The completed transformer is soldered down on the surface tracks of the power amplifier board and lacing twine or a tie wrap may be used for extra mechanical stability. To ensure a good fit on the motherboard the lower endges of the two end PCBs on the completed transformer should be parallel which can be achieved using a fine file at least as wide as the PCB cheeks. The bandwidth should be adequate to cover 1.8 - 52MHz with a single parallel compensation capacitor on each collector/drain winding.

Two of these transformers were connected back to back with a single compensation capacitor and showed a frequency response of 1.5 - 55MHz at -1dB and a midband insertion loss of 0.8dB. Without the compensation capacitor the HF end reached 76MHz but there was a midband dip of at least 1dB.

Higher power transformers will require a larger core and possibly different turns ratios.

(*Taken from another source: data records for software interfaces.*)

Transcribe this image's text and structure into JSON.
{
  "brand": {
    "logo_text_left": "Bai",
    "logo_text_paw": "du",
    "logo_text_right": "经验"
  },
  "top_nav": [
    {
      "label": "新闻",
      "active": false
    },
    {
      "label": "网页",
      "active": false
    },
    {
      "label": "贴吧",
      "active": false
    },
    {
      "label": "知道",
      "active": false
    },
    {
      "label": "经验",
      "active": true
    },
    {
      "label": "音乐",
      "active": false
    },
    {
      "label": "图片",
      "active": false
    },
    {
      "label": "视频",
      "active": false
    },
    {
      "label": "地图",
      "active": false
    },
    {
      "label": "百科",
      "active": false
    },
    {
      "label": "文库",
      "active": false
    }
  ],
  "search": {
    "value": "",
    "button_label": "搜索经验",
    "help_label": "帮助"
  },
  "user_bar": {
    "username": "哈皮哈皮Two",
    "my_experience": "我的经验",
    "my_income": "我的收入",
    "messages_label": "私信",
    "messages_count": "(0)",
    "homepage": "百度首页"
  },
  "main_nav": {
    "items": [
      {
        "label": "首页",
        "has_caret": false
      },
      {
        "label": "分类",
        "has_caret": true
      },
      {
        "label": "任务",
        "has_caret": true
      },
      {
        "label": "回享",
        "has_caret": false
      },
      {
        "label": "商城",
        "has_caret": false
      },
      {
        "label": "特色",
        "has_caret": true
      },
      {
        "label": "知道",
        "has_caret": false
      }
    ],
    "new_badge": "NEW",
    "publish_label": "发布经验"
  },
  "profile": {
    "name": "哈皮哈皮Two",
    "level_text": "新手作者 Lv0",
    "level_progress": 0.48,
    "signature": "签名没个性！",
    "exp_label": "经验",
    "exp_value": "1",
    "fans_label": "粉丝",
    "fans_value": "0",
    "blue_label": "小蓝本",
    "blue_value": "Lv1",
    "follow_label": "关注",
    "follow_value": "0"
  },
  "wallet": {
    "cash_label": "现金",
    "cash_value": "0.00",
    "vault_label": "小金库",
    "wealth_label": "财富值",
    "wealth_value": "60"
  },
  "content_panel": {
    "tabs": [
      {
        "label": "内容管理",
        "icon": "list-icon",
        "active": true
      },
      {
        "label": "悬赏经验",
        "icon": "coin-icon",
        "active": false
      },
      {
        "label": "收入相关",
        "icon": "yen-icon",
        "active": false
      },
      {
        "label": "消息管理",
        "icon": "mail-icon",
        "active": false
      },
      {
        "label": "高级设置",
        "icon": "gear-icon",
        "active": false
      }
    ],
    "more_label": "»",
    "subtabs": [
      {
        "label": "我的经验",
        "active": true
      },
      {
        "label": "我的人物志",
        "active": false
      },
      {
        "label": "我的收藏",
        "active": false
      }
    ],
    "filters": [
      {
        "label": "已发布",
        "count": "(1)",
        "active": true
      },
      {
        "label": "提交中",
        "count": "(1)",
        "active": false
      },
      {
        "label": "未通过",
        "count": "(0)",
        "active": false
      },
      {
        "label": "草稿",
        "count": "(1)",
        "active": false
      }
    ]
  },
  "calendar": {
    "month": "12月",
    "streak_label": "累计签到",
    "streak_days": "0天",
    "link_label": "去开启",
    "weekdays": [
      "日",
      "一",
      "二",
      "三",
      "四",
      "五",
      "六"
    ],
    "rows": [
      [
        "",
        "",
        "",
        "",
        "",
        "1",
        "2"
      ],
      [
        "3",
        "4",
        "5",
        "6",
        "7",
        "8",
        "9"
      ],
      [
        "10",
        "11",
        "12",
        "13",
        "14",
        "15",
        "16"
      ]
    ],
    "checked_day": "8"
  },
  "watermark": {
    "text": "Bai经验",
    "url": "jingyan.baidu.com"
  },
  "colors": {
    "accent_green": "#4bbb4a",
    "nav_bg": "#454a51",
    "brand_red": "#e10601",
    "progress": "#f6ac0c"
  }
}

Designs are available on the Internet up to at least 2KW. Power levels up to 100W are possible with the correct sized core and a 13.5v supply. Power levels above 100W are best implemented with 28v or 50v supply devices and may also use multiple amplifiers and combining transformers.

If you prefer to buy this type of transformer ready made there are a number online suppliers - just Google ‘broad band transformers’.